## Data in this exercise
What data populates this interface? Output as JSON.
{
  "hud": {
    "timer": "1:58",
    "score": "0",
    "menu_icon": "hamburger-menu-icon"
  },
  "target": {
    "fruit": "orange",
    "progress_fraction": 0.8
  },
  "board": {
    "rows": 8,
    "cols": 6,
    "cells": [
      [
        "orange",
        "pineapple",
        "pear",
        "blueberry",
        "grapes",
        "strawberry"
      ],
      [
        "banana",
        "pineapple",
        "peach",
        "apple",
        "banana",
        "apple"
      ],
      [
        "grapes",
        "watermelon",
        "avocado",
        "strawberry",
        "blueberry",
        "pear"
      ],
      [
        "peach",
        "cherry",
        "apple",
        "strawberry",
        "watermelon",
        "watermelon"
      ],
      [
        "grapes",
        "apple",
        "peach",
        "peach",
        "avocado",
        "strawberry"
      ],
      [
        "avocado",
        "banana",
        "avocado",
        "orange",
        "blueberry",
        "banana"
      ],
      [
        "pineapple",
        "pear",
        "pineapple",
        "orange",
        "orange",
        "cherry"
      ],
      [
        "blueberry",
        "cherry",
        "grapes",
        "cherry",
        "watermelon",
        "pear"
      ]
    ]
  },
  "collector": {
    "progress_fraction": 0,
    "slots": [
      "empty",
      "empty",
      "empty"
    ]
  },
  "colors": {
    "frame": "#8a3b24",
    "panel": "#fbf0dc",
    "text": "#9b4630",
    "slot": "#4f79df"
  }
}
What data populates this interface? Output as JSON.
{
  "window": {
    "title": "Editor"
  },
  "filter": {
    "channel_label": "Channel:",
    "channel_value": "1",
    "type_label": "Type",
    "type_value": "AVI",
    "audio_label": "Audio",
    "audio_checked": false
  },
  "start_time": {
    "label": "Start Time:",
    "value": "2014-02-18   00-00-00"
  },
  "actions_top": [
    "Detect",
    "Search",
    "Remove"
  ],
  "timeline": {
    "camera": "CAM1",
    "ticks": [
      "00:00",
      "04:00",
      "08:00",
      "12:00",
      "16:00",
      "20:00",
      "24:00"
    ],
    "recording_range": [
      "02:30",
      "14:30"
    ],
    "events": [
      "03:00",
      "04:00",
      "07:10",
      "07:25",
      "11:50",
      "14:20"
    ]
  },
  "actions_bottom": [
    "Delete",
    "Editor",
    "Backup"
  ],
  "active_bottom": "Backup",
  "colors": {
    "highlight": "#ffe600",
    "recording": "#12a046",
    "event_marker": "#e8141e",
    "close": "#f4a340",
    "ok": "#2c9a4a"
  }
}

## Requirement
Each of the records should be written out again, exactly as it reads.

## Reply
What data populates this interface? Output as JSON.
{
  "hud": {
    "timer": "1:58",
    "score": "0",
    "menu_icon": "hamburger-menu-icon"
  },
  "target": {
    "fruit": "orange",
    "progress_fraction": 0.8
  },
  "board": {
    "rows": 8,
    "cols": 6,
    "cells": [
      [
        "orange",
        "pineapple",
        "pear",
        "blueberry",
        "grapes",
        "strawberry"
      ],
      [
        "banana",
        "pineapple",
        "peach",
        "apple",
        "banana",
        "apple"
      ],
      [
        "grapes",
        "watermelon",
        "avocado",
        "strawberry",
        "blueberry",
        "pear"
      ],
      [
        "peach",
        "cherry",
        "apple",
        "strawberry",
        "watermelon",
        "watermelon"
      ],
      [
        "grapes",
        "apple",
        "peach",
        "peach",
        "avocado",
        "strawberry"
      ],
      [
        "avocado",
        "banana",
        "avocado",
        "orange",
        "blueberry",
        "banana"
      ],
      [
        "pineapple",
        "pear",
        "pineapple",
        "orange",
        "orange",
        "cherry"
      ],
      [
        "blueberry",
        "cherry",
        "grapes",
        "cherry",
        "watermelon",
        "pear"
      ]
    ]
  },
  "collector": {
    "progress_fraction": 0,
    "slots": [
      "empty",
      "empty",
      "empty"
    ]
  },
  "colors": {
    "frame": "#8a3b24",
    "panel": "#fbf0dc",
    "text": "#9b4630",
    "slot": "#4f79df"
  }
}
What data populates this interface? Output as JSON.
{
  "window": {
    "title": "Editor"
  },
  "filter": {
    "channel_label": "Channel:",
    "channel_value": "1",
    "type_label": "Type",
    "type_value": "AVI",
    "audio_label": "Audio",
    "audio_checked": false
  },
  "start_time": {
    "label": "Start Time:",
    "value": "2014-02-18   00-00-00"
  },
  "actions_top": [
    "Detect",
    "Search",
    "Remove"
  ],
  "timeline": {
    "camera": "CAM1",
    "ticks": [
      "00:00",
      "04:00",
      "08:00",
      "12:00",
      "16:00",
      "20:00",
      "24:00"
    ],
    "recording_range": [
      "02:30",
      "14:30"
    ],
    "events": [
      "03:00",
      "04:00",
      "07:10",
      "07:25",
      "11:50",
      "14:20"
    ]
  },
  "actions_bottom": [
    "Delete",
    "Editor",
    "Backup"
  ],
  "active_bottom": "Backup",
  "colors": {
    "highlight": "#ffe600",
    "recording": "#12a046",
    "event_marker": "#e8141e",
    "close": "#f4a340",
    "ok": "#2c9a4a"
  }
}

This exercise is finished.